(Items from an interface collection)
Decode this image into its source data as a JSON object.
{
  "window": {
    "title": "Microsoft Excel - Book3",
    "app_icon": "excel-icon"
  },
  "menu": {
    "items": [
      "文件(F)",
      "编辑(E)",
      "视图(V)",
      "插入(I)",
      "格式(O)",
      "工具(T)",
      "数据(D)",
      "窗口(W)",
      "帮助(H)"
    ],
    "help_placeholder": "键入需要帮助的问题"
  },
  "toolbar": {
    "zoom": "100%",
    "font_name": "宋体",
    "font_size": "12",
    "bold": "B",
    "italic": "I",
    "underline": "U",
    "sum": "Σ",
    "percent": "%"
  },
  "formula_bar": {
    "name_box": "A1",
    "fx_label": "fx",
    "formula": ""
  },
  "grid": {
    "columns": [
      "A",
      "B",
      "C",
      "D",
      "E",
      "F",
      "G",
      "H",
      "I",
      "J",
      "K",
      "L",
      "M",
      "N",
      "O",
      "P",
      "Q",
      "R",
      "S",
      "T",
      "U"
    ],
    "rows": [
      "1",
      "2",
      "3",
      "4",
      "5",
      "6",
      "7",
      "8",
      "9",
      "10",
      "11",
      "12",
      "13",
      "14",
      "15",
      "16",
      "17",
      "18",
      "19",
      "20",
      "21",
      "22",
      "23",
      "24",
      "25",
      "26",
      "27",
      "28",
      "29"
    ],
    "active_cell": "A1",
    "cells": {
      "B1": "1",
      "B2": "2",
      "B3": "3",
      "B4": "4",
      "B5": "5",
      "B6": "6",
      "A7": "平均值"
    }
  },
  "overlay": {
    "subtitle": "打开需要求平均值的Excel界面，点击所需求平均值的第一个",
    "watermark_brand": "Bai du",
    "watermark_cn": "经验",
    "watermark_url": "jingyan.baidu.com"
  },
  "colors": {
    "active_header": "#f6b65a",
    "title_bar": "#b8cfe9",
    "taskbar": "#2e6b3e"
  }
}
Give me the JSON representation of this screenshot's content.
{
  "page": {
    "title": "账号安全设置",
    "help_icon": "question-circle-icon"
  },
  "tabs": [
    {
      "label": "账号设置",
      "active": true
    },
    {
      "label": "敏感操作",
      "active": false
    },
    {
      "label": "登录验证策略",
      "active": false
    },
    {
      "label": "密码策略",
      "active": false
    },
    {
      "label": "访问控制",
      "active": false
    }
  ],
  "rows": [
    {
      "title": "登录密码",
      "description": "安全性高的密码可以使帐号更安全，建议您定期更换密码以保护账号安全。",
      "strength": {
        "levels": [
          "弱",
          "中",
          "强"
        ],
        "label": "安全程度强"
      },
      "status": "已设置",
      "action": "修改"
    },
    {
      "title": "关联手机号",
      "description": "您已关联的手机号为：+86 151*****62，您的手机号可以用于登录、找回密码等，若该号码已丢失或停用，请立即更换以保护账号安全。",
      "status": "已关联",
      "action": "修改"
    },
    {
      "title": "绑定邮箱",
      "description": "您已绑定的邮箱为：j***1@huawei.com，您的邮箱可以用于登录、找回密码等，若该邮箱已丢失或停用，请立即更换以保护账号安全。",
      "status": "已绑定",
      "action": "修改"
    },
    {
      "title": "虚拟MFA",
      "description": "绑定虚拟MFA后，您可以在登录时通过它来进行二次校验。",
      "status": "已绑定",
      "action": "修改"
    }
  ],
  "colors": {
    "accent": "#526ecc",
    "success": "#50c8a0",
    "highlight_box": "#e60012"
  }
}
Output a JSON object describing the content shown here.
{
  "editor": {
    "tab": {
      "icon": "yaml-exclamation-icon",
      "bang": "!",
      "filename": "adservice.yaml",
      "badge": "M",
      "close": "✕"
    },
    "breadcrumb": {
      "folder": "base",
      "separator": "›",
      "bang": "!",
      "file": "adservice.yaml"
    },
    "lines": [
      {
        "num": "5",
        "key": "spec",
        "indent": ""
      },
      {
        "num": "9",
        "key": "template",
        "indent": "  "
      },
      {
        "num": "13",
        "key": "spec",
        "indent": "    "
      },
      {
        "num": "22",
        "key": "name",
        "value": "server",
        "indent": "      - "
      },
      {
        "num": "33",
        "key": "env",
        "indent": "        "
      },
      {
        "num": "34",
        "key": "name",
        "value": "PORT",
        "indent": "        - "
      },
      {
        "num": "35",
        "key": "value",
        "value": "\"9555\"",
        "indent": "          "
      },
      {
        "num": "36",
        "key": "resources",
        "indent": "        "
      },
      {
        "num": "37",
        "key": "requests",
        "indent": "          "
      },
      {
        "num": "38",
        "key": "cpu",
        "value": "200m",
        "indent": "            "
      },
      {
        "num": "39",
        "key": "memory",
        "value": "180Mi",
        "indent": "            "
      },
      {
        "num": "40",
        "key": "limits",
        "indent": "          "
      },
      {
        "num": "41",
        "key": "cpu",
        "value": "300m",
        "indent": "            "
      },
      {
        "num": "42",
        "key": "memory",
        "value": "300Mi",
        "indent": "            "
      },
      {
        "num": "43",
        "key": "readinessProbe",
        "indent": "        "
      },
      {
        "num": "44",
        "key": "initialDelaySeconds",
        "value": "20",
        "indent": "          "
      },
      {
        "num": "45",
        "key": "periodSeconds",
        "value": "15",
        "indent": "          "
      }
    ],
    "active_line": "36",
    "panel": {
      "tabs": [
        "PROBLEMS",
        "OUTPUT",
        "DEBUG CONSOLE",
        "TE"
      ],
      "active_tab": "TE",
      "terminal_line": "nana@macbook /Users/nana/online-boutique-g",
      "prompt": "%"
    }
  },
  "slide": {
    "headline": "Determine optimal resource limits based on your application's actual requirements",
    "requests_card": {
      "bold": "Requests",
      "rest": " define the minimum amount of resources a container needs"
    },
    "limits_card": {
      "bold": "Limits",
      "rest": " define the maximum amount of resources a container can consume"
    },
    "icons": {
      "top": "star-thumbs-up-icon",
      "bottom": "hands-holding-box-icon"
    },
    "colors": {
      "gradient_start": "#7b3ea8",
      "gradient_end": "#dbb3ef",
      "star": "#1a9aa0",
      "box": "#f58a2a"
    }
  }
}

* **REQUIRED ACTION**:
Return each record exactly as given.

* **YOUR SOLUTION**:
Decode this image into its source data as a JSON object.
{
  "window": {
    "title": "Microsoft Excel - Book3",
    "app_icon": "excel-icon"
  },
  "menu": {
    "items": [
      "文件(F)",
      "编辑(E)",
      "视图(V)",
      "插入(I)",
      "格式(O)",
      "工具(T)",
      "数据(D)",
      "窗口(W)",
      "帮助(H)"
    ],
    "help_placeholder": "键入需要帮助的问题"
  },
  "toolbar": {
    "zoom": "100%",
    "font_name": "宋体",
    "font_size": "12",
    "bold": "B",
    "italic": "I",
    "underline": "U",
    "sum": "Σ",
    "percent": "%"
  },
  "formula_bar": {
    "name_box": "A1",
    "fx_label": "fx",
    "formula": ""
  },
  "grid": {
    "columns": [
      "A",
      "B",
      "C",
      "D",
      "E",
      "F",
      "G",
      "H",
      "I",
      "J",
      "K",
      "L",
      "M",
      "N",
      "O",
      "P",
      "Q",
      "R",
      "S",
      "T",
      "U"
    ],
    "rows": [
      "1",
      "2",
      "3",
      "4",
      "5",
      "6",
      "7",
      "8",
      "9",
      "10",
      "11",
      "12",
      "13",
      "14",
      "15",
      "16",
      "17",
      "18",
      "19",
      "20",
      "21",
      "22",
      "23",
      "24",
      "25",
      "26",
      "27",
      "28",
      "29"
    ],
    "active_cell": "A1",
    "cells": {
      "B1": "1",
      "B2": "2",
      "B3": "3",
      "B4": "4",
      "B5": "5",
      "B6": "6",
      "A7": "平均值"
    }
  },
  "overlay": {
    "subtitle": "打开需要求平均值的Excel界面，点击所需求平均值的第一个",
    "watermark_brand": "Bai du",
    "watermark_cn": "经验",
    "watermark_url": "jingyan.baidu.com"
  },
  "colors": {
    "active_header": "#f6b65a",
    "title_bar": "#b8cfe9",
    "taskbar": "#2e6b3e"
  }
}
Give me the JSON representation of this screenshot's content.
{
  "page": {
    "title": "账号安全设置",
    "help_icon": "question-circle-icon"
  },
  "tabs": [
    {
      "label": "账号设置",
      "active": true
    },
    {
      "label": "敏感操作",
      "active": false
    },
    {
      "label": "登录验证策略",
      "active": false
    },
    {
      "label": "密码策略",
      "active": false
    },
    {
      "label": "访问控制",
      "active": false
    }
  ],
  "rows": [
    {
      "title": "登录密码",
      "description": "安全性高的密码可以使帐号更安全，建议您定期更换密码以保护账号安全。",
      "strength": {
        "levels": [
          "弱",
          "中",
          "强"
        ],
        "label": "安全程度强"
      },
      "status": "已设置",
      "action": "修改"
    },
    {
      "title": "关联手机号",
      "description": "您已关联的手机号为：+86 151*****62，您的手机号可以用于登录、找回密码等，若该号码已丢失或停用，请立即更换以保护账号安全。",
      "status": "已关联",
      "action": "修改"
    },
    {
      "title": "绑定邮箱",
      "description": "您已绑定的邮箱为：j***1@huawei.com，您的邮箱可以用于登录、找回密码等，若该邮箱已丢失或停用，请立即更换以保护账号安全。",
      "status": "已绑定",
      "action": "修改"
    },
    {
      "title": "虚拟MFA",
      "description": "绑定虚拟MFA后，您可以在登录时通过它来进行二次校验。",
      "status": "已绑定",
      "action": "修改"
    }
  ],
  "colors": {
    "accent": "#526ecc",
    "success": "#50c8a0",
    "highlight_box": "#e60012"
  }
}
Output a JSON object describing the content shown here.
{
  "editor": {
    "tab": {
      "icon": "yaml-exclamation-icon",
      "bang": "!",
      "filename": "adservice.yaml",
      "badge": "M",
      "close": "✕"
    },
    "breadcrumb": {
      "folder": "base",
      "separator": "›",
      "bang": "!",
      "file": "adservice.yaml"
    },
    "lines": [
      {
        "num": "5",
        "key": "spec",
        "indent": ""
      },
      {
        "num": "9",
        "key": "template",
        "indent": "  "
      },
      {
        "num": "13",
        "key": "spec",
        "indent": "    "
      },
      {
        "num": "22",
        "key": "name",
        "value": "server",
        "indent": "      - "
      },
      {
        "num": "33",
        "key": "env",
        "indent": "        "
      },
      {
        "num": "34",
        "key": "name",
        "value": "PORT",
        "indent": "        - "
      },
      {
        "num": "35",
        "key": "value",
        "value": "\"9555\"",
        "indent": "          "
      },
      {
        "num": "36",
        "key": "resources",
        "indent": "        "
      },
      {
        "num": "37",
        "key": "requests",
        "indent": "          "
      },
      {
        "num": "38",
        "key": "cpu",
        "value": "200m",
        "indent": "            "
      },
      {
        "num": "39",
        "key": "memory",
        "value": "180Mi",
        "indent": "            "
      },
      {
        "num": "40",
        "key": "limits",
        "indent": "          "
      },
      {
        "num": "41",
        "key": "cpu",
        "value": "300m",
        "indent": "            "
      },
      {
        "num": "42",
        "key": "memory",
        "value": "300Mi",
        "indent": "            "
      },
      {
        "num": "43",
        "key": "readinessProbe",
        "indent": "        "
      },
      {
        "num": "44",
        "key": "initialDelaySeconds",
        "value": "20",
        "indent": "          "
      },
      {
        "num": "45",
        "key": "periodSeconds",
        "value": "15",
        "indent": "          "
      }
    ],
    "active_line": "36",
    "panel": {
      "tabs": [
        "PROBLEMS",
        "OUTPUT",
        "DEBUG CONSOLE",
        "TE"
      ],
      "active_tab": "TE",
      "terminal_line": "nana@macbook /Users/nana/online-boutique-g",
      "prompt": "%"
    }
  },
  "slide": {
    "headline": "Determine optimal resource limits based on your application's actual requirements",
    "requests_card": {
      "bold": "Requests",
      "rest": " define the minimum amount of resources a container needs"
    },
    "limits_card": {
      "bold": "Limits",
      "rest": " define the maximum amount of resources a container can consume"
    },
    "icons": {
      "top": "star-thumbs-up-icon",
      "bottom": "hands-holding-box-icon"
    },
    "colors": {
      "gradient_start": "#7b3ea8",
      "gradient_end": "#dbb3ef",
      "star": "#1a9aa0",
      "box": "#f58a2a"
    }
  }
}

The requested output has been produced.